£0.15 – £1.69
Banana shallots (echalion) are the largest variety and are named for their size. They are a cross between an onion and a shallot. They have a smooth, tan-coloured skin and are easier to peel. As they’re larger, they’re swifter to prepare than the same volume of smaller shallots.
Echalions – also known as ‘banana shallots’ – are taking Britain’s kitchens by storm. This versatile vegetable, which is a cross between an onion and a shallot, has seen a 35% growth year on year.
The British grown vegetable has become the darling of professional kitchens all over the country because it is so easy to prepare.
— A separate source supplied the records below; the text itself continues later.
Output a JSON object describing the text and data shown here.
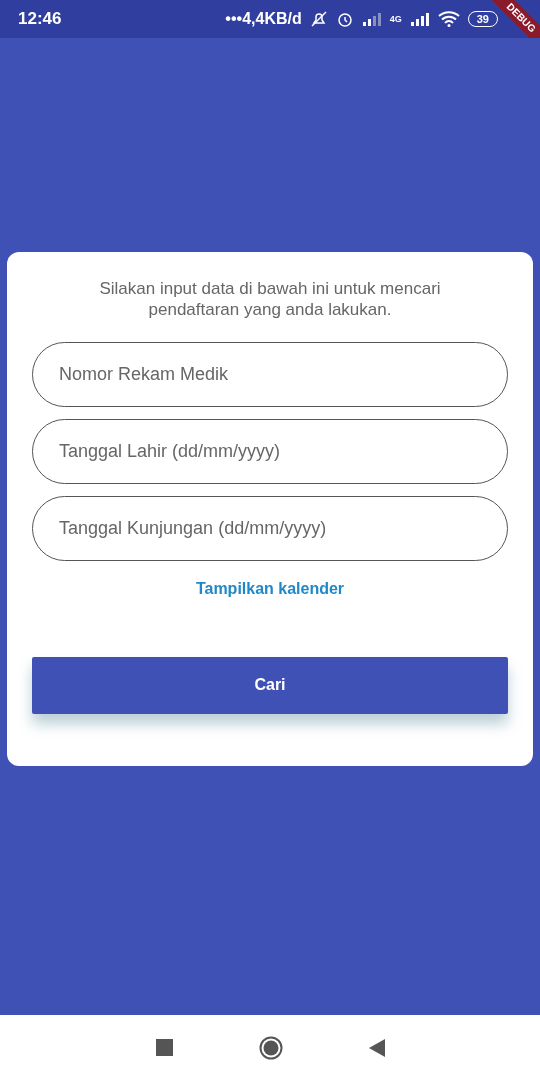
{
  "status_bar": {
    "time": "12:46",
    "network_speed": "•••4,4KB/d",
    "network_type": "4G",
    "battery": "39",
    "debug_banner": "DEBUG"
  },
  "form": {
    "instruction": "Silakan input data di bawah ini untuk mencari pendaftaran yang anda lakukan.",
    "fields": [
      {
        "placeholder": "Nomor Rekam Medik"
      },
      {
        "placeholder": "Tanggal Lahir (dd/mm/yyyy)"
      },
      {
        "placeholder": "Tanggal Kunjungan (dd/mm/yyyy)"
      }
    ],
    "calendar_link": "Tampilkan kalender",
    "submit_button": "Cari"
  }
}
And now the secret is out and echalions have found their way onto our supermarket shelves.
Top Michelin-starred chef Tom Aikens, chef/patron of Restaurant Tom Aikens in London explains: “Echalion, also known as Banana Shallot, are easier to peel than a traditional shallot. Echalion is the result of a subtle mixture of the intrinsic qualities of the onion and the shallot. From each one, the Echalion has retained only the best qualities. These large, oval bulbs have amber-coloured skin that can be peeled back to reveal juicy, white meat that combines the ease of an onion with the sweet, subtle flavour of a shallot.
“The versatile Echalion can add a subtle hint of flavour or be the main ingredient for any recipe calling for shallots. They are perfect for braising with meats, roasting with vegetables or with soups. Finely chop and add to broths and sauces, or sauté with mushrooms”, says Tom.
British grown echalions are available from September to Mid-May. They are grown in the Eastern counties of Britain (Bedfordshire, Cambridgeshire, Suffolk and Norfolk) where the sandy soil and warmer temperatures provide the ideal growing conditions.
Top tips for buying, storing and using echalions:
Choose echalions with a good firm bulb, with clean-looking skins
Store in a cool dry place
To peel, simply score the skin and simply strip it off lengthways
Cut them lengthways and fry the pieces in hot oil to give beautiful crispy ‘leaves’ for decorating a dish
Use instead of onions in casseroles to provide added texture